A recent study highlighted in La Jornada, a Mexican newspaper, claims that some ninety million Mexicans are poor, roughly 80 percent of the total population. This contrasts drastically with calculations by the OECD (which put the poor closer to twenty-three million) or those by Mexican researchers Luis de la Calle and Luis Rubio (who estimate that 25 percent of Mexicans—approximately twenty-nine million—are poor).
So how should we define who is and isn’t poor? The World Bank includes everyone that earns more than two dollars a day; an expansive view that likely rings false for those scraping by just above this bare minimum. The OECD’s measurement is relative by country, based on the median household income. CONEVAL, a Mexican governmental organization that conducts the country’s official poverty measurements, takes a multi-dimensional approach, with income considered alongside access to healthcare, education, social security, housing, and food. By this comprehensive measure, some fifty-two million Mexicans are poor.
The study profiled in La Jornada takes these poor, and adds the next CONEVAL category—those vulnerable to becoming poor (nearly another forty million)—to get to the total number of ninety million. Vulnerable, according to CONEVAL, means lacking access to one or more social services or having an income close to the poverty line.
Given CONEVAL’s methodology, it’s almost impossible to compare to other countries. But taking just one indicator—healthcare—the difference between poor and vulnerable in the United States is at least illustrative. Fifteen percent of the U.S. population is poor (roughly 47 million). Another 43 percent are one health emergency away from poverty—e.g., some 130 million are “vulnerable to poverty.” This suggests that 60 percent of Americans—or almost 180 million—are “poor” if we are using a more comprehensive definition of poverty, such as the one cited by La Jornada.
Calculations such as these are useful in any country, to show who and how people are vulnerable. But it is also important to see the differences, between the twenty plus million abjectly poor Mexicans, the thirty million more moderately poor, and the nearly forty million who aren’t, but whose hold on a more middle class life is tenuous.
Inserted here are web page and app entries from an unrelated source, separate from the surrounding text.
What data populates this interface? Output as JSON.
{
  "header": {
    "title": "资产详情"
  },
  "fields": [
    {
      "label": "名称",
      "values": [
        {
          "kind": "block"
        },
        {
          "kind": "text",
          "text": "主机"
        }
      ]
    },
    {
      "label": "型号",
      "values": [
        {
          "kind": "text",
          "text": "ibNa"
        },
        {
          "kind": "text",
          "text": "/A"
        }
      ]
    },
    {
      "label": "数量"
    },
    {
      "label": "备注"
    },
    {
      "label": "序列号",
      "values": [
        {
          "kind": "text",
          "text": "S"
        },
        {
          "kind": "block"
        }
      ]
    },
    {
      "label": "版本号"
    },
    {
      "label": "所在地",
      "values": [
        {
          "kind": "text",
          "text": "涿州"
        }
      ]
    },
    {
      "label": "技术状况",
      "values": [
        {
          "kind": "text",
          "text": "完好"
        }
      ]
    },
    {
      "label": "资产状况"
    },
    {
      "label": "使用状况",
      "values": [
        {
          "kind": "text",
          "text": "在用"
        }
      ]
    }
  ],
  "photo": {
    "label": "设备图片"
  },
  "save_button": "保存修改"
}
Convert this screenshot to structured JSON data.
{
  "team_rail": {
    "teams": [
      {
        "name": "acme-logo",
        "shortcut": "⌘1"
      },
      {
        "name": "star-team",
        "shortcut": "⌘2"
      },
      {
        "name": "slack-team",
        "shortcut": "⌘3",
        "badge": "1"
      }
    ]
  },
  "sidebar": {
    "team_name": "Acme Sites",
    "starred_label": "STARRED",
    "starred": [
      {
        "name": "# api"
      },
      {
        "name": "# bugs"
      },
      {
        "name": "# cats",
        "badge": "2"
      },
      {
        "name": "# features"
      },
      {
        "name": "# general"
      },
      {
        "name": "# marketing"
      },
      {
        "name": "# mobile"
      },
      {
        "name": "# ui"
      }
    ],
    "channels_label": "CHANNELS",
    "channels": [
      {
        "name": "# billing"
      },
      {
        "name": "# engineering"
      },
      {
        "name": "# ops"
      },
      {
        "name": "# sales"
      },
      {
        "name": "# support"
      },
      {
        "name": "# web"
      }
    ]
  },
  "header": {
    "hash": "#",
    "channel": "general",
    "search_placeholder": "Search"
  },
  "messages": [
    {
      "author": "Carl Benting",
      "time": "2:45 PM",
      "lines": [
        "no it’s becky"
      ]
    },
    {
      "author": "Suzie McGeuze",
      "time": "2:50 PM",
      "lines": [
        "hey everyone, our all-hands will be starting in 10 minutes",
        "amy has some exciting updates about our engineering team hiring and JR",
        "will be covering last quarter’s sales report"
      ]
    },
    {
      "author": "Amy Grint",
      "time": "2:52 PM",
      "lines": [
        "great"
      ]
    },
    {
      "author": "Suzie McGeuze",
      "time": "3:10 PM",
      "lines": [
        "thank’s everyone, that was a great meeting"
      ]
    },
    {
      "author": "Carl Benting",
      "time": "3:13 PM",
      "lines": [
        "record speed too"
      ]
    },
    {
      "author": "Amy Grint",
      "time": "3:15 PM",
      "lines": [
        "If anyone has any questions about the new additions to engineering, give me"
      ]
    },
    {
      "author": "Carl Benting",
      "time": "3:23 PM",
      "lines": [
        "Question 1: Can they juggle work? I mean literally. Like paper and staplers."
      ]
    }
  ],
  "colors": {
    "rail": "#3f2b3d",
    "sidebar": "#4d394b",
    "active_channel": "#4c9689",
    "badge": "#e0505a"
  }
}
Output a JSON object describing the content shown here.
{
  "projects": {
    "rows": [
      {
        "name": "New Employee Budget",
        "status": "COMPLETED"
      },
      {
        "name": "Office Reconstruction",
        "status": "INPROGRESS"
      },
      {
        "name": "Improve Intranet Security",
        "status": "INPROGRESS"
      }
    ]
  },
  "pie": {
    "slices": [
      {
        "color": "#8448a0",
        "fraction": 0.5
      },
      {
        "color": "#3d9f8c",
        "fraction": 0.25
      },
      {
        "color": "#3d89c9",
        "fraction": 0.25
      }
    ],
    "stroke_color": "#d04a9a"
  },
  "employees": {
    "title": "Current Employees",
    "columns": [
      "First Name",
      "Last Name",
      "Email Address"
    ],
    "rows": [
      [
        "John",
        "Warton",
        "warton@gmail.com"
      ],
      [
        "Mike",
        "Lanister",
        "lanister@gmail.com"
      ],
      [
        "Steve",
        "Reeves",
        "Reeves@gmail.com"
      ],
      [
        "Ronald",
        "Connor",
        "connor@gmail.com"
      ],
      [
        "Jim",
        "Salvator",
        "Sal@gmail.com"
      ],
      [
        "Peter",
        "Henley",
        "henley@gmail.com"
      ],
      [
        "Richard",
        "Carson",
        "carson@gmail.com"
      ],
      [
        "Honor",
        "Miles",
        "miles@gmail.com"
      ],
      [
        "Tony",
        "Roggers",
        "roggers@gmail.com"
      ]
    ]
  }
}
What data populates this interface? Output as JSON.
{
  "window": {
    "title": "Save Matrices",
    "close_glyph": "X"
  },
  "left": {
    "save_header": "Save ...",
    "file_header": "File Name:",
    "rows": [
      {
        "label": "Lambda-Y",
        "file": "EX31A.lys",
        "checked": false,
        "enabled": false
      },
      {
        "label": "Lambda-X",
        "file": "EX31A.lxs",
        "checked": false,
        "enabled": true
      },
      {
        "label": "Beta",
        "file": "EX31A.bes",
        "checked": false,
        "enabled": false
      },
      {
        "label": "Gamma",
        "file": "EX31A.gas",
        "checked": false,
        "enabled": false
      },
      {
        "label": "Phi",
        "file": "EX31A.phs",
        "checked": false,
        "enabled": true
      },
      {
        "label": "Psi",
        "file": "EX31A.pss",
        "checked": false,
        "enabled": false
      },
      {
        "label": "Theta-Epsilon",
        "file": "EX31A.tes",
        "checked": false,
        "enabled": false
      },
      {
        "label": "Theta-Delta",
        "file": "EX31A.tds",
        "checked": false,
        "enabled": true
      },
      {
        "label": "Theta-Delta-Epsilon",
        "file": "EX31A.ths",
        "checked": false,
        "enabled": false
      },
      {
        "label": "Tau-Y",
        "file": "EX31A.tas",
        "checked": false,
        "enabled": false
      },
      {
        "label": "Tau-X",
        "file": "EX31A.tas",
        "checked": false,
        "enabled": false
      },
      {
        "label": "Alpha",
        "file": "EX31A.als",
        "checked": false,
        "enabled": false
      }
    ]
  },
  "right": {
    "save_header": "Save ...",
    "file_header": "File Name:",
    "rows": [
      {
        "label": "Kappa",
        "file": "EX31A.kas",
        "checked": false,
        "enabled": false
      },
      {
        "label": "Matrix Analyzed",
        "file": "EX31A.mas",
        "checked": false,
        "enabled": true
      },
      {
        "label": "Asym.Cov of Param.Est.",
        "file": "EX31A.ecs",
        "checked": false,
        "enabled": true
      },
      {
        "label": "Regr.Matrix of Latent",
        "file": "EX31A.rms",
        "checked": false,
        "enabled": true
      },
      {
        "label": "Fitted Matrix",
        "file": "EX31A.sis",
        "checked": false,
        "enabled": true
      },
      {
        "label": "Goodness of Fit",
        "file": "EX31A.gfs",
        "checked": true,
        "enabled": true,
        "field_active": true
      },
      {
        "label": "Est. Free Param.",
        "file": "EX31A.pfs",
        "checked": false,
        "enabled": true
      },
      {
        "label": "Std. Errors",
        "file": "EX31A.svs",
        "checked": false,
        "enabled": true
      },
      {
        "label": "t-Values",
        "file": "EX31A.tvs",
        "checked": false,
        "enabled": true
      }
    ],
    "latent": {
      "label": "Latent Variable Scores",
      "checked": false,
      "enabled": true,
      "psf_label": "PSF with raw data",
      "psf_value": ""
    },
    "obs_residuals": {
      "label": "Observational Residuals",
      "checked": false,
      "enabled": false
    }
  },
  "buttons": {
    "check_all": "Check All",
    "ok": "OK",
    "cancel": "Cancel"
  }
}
The distinctions matter especially for policymakers trying to design initiatives to support these different groups, helping all to gain valuable economic ground.
Published in conjunction with Latin America’s Moment at the Council on Foreign Relations.